(Interface dataset entries)

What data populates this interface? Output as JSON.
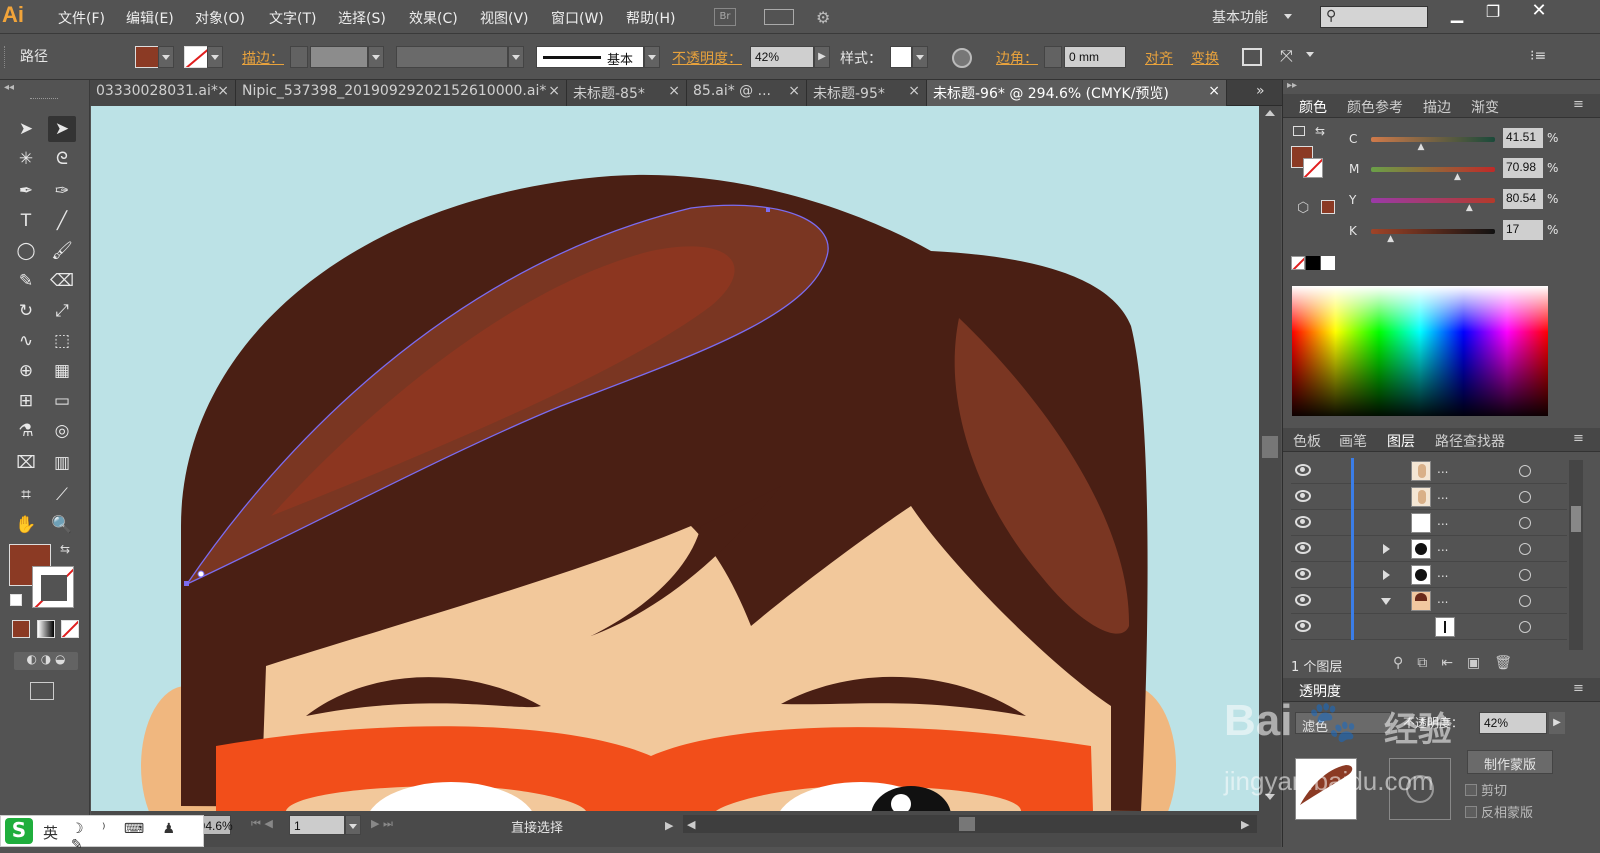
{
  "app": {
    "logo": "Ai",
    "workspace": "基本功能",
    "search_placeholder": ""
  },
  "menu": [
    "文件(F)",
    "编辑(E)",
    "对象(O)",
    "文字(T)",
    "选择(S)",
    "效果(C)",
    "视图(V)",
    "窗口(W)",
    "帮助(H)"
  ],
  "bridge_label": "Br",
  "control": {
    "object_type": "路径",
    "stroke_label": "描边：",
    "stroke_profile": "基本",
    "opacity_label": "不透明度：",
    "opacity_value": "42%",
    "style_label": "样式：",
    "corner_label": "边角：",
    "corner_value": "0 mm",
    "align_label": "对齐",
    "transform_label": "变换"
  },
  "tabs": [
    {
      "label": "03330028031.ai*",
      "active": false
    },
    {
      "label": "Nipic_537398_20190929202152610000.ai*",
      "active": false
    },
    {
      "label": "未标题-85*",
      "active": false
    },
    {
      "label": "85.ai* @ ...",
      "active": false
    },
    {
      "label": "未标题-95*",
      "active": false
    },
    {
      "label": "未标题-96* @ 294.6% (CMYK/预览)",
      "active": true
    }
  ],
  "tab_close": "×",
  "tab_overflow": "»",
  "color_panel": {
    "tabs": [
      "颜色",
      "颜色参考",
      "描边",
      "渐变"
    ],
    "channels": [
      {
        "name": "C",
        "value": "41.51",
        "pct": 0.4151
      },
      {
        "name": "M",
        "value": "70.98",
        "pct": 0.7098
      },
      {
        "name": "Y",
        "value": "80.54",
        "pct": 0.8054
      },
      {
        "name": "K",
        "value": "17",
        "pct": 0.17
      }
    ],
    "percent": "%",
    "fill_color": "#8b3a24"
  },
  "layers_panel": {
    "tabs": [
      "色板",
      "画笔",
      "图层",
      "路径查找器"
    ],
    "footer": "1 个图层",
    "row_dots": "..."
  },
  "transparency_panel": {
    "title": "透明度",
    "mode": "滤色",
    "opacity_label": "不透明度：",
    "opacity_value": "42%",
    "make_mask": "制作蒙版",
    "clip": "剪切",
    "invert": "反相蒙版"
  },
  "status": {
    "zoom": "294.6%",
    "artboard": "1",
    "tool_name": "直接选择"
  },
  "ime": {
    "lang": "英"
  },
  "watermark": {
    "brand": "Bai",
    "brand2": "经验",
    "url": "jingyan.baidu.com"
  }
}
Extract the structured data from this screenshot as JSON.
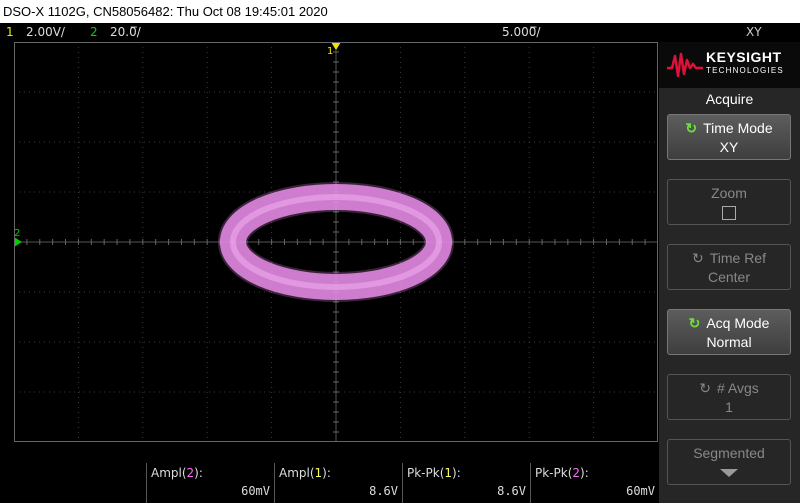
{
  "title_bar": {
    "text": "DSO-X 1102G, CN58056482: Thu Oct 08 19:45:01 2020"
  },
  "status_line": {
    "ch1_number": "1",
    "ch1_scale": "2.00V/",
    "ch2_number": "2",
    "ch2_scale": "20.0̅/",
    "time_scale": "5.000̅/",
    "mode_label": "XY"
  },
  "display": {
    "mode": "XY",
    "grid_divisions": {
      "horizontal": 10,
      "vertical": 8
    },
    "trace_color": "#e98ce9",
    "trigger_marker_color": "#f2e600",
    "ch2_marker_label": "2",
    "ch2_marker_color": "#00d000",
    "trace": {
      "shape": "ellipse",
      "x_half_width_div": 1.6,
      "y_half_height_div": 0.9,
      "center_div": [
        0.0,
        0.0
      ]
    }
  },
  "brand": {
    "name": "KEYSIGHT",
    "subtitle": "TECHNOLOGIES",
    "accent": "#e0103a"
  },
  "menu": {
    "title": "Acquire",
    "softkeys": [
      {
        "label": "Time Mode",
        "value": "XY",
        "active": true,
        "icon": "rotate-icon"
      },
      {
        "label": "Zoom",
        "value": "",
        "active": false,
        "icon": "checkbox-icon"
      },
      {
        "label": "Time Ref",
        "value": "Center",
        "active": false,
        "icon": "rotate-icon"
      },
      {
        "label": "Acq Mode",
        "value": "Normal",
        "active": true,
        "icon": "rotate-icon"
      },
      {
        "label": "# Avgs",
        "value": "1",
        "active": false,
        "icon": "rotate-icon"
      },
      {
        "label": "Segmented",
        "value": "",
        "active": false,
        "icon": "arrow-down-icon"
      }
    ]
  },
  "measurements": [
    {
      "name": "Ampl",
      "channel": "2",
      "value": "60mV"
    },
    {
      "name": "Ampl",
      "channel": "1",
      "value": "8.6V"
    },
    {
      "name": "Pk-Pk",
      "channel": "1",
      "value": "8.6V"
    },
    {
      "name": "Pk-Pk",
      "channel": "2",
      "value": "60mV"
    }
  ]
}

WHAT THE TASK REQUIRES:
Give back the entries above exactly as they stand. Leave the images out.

OUTPUT BELOW:
What data populates this interface? Output as JSON.
{
  "app": {
    "logo": "Ai",
    "workspace": "基本功能",
    "search_placeholder": ""
  },
  "menu": [
    "文件(F)",
    "编辑(E)",
    "对象(O)",
    "文字(T)",
    "选择(S)",
    "效果(C)",
    "视图(V)",
    "窗口(W)",
    "帮助(H)"
  ],
  "bridge_label": "Br",
  "control": {
    "object_type": "路径",
    "stroke_label": "描边：",
    "stroke_profile": "基本",
    "opacity_label": "不透明度：",
    "opacity_value": "42%",
    "style_label": "样式：",
    "corner_label": "边角：",
    "corner_value": "0 mm",
    "align_label": "对齐",
    "transform_label": "变换"
  },
  "tabs": [
    {
      "label": "03330028031.ai*",
      "active": false
    },
    {
      "label": "Nipic_537398_20190929202152610000.ai*",
      "active": false
    },
    {
      "label": "未标题-85*",
      "active": false
    },
    {
      "label": "85.ai* @ ...",
      "active": false
    },
    {
      "label": "未标题-95*",
      "active": false
    },
    {
      "label": "未标题-96* @ 294.6% (CMYK/预览)",
      "active": true
    }
  ],
  "tab_close": "×",
  "tab_overflow": "»",
  "color_panel": {
    "tabs": [
      "颜色",
      "颜色参考",
      "描边",
      "渐变"
    ],
    "channels": [
      {
        "name": "C",
        "value": "41.51",
        "pct": 0.4151
      },
      {
        "name": "M",
        "value": "70.98",
        "pct": 0.7098
      },
      {
        "name": "Y",
        "value": "80.54",
        "pct": 0.8054
      },
      {
        "name": "K",
        "value": "17",
        "pct": 0.17
      }
    ],
    "percent": "%",
    "fill_color": "#8b3a24"
  },
  "layers_panel": {
    "tabs": [
      "色板",
      "画笔",
      "图层",
      "路径查找器"
    ],
    "footer": "1 个图层",
    "row_dots": "..."
  },
  "transparency_panel": {
    "title": "透明度",
    "mode": "滤色",
    "opacity_label": "不透明度：",
    "opacity_value": "42%",
    "make_mask": "制作蒙版",
    "clip": "剪切",
    "invert": "反相蒙版"
  },
  "status": {
    "zoom": "294.6%",
    "artboard": "1",
    "tool_name": "直接选择"
  },
  "ime": {
    "lang": "英"
  },
  "watermark": {
    "brand": "Bai",
    "brand2": "经验",
    "url": "jingyan.baidu.com"
  }
}
Extract the structured data from this screenshot as JSON.
{
  "title_bar": {
    "text": "DSO-X 1102G, CN58056482: Thu Oct 08 19:45:01 2020"
  },
  "status_line": {
    "ch1_number": "1",
    "ch1_scale": "2.00V/",
    "ch2_number": "2",
    "ch2_scale": "20.0̅/",
    "time_scale": "5.000̅/",
    "mode_label": "XY"
  },
  "display": {
    "mode": "XY",
    "grid_divisions": {
      "horizontal": 10,
      "vertical": 8
    },
    "trace_color": "#e98ce9",
    "trigger_marker_color": "#f2e600",
    "ch2_marker_label": "2",
    "ch2_marker_color": "#00d000",
    "trace": {
      "shape": "ellipse",
      "x_half_width_div": 1.6,
      "y_half_height_div": 0.9,
      "center_div": [
        0.0,
        0.0
      ]
    }
  },
  "brand": {
    "name": "KEYSIGHT",
    "subtitle": "TECHNOLOGIES",
    "accent": "#e0103a"
  },
  "menu": {
    "title": "Acquire",
    "softkeys": [
      {
        "label": "Time Mode",
        "value": "XY",
        "active": true,
        "icon": "rotate-icon"
      },
      {
        "label": "Zoom",
        "value": "",
        "active": false,
        "icon": "checkbox-icon"
      },
      {
        "label": "Time Ref",
        "value": "Center",
        "active": false,
        "icon": "rotate-icon"
      },
      {
        "label": "Acq Mode",
        "value": "Normal",
        "active": true,
        "icon": "rotate-icon"
      },
      {
        "label": "# Avgs",
        "value": "1",
        "active": false,
        "icon": "rotate-icon"
      },
      {
        "label": "Segmented",
        "value": "",
        "active": false,
        "icon": "arrow-down-icon"
      }
    ]
  },
  "measurements": [
    {
      "name": "Ampl",
      "channel": "2",
      "value": "60mV"
    },
    {
      "name": "Ampl",
      "channel": "1",
      "value": "8.6V"
    },
    {
      "name": "Pk-Pk",
      "channel": "1",
      "value": "8.6V"
    },
    {
      "name": "Pk-Pk",
      "channel": "2",
      "value": "60mV"
    }
  ]
}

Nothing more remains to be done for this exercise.